A consensus decision occurs when a group comes together and makes a decision that everyone agrees on. Consensus is often used to forge a sense of unanimity and goodwill. As a result, we often see teams and groups – even entire organizations – operating on the basis of consensus.
But despite its advantages, consensus has risks. Here are the main ones:
Consensus can result in a sense of false harmony. A group that is used to reaching consensus can stifle dissenting views – at the potential cost of reaching a more appropriate decision. For example, if the group is considering a new market or technology, the desire for consensus may mask deep reservations about the hidden costs. The result is faux consensus, which may surface later on in faltering support for implementation.
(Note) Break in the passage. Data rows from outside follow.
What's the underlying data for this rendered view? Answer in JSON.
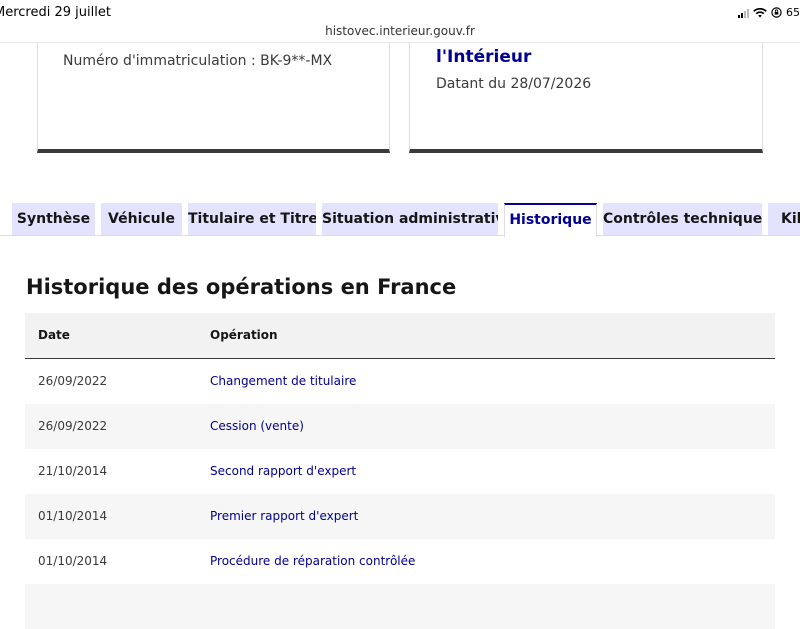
{
  "status_bar": {
    "date": "Mercredi 29 juillet",
    "battery": "65"
  },
  "browser": {
    "address": "histovec.interieur.gouv.fr"
  },
  "card_left": {
    "plate": "Numéro d'immatriculation : BK-9**-MX"
  },
  "card_right": {
    "ministry": "l'Intérieur",
    "dated": "Datant du 28/07/2026"
  },
  "tabs": [
    {
      "label": "Synthèse"
    },
    {
      "label": "Véhicule"
    },
    {
      "label": "Titulaire et Titre"
    },
    {
      "label": "Situation administrative"
    },
    {
      "label": "Historique",
      "active": true
    },
    {
      "label": "Contrôles techniques"
    },
    {
      "label": "Kilo"
    }
  ],
  "history": {
    "title": "Historique des opérations en France",
    "columns": [
      "Date",
      "Opération"
    ],
    "rows": [
      {
        "date": "26/09/2022",
        "operation": "Changement de titulaire"
      },
      {
        "date": "26/09/2022",
        "operation": "Cession (vente)"
      },
      {
        "date": "21/10/2014",
        "operation": "Second rapport d'expert"
      },
      {
        "date": "01/10/2014",
        "operation": "Premier rapport d'expert"
      },
      {
        "date": "01/10/2014",
        "operation": "Procédure de réparation contrôlée"
      }
    ]
  },
  "colors": {
    "accent": "#000091",
    "tab_bg": "#e3e3fd",
    "row_alt": "#f6f6f6"
  }
}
Trying to get everybody on the same page takes more time. Our rule of thumb is that true consensus typically takes at least twice as long as a consultative decision, in which a leader makes the call after gathering input from the affected parties. The time spent coming to a consensus could actually be spent implementing the decision and responding more quickly.
Consensus severely hampers the ability to make tough decisions. We worked with a law firm whose managing partner wanted to do everything by consensus. Key market opportunities were missed while internal wrangling went on and on. Competitors grabbed these opportunities. Over a five-year period, total partner income was stagnant in comparison to other law firms. Only when a new managing partner was named, one more willing to make tough calls, did the firm’s fortunes change. The inability to make tough decisions is one of the biggest risks of over-reliance on consensus.
The expectation that decisions will be consensus-based can cause team members to feel deep distrust if the leader steps in, suspends the effort to build consensus and makes the call. This is one form of eroded trust. On the other hand, if people keep contrary views to themselves to avoid the appearance of conflict, not only does the quality of the decision suffer, so does the level of trust.
People grow up in a particular culture and learn the habits of that culture. When people are encouraged to avoid conflict, this tends to weed out more talented leaders who have a clearer eye about the risks and rewards of a given course of action.
Consensus decisions are sometimes necessary. For example, consensus is the best way to move forward when two or more independent organizations are trying to reach agreement. Consensus may also be useful when people share both responsibility and “veto” power.
But the lesson is this: Leaders shouldn’t create a cultural expectation that every decision will be consensus based. Instead, a leader should build a culture of consultative decision-making, saying he or she will make the final call after hearing the views of the group. People can speak their minds freely knowing that consensus isn’t the goal. This results in higher levels of trust in the team’s ability to deal with conflicting views and still make decisions.
LRI’s consulting is designed to achieve real, meaningful change for our clients.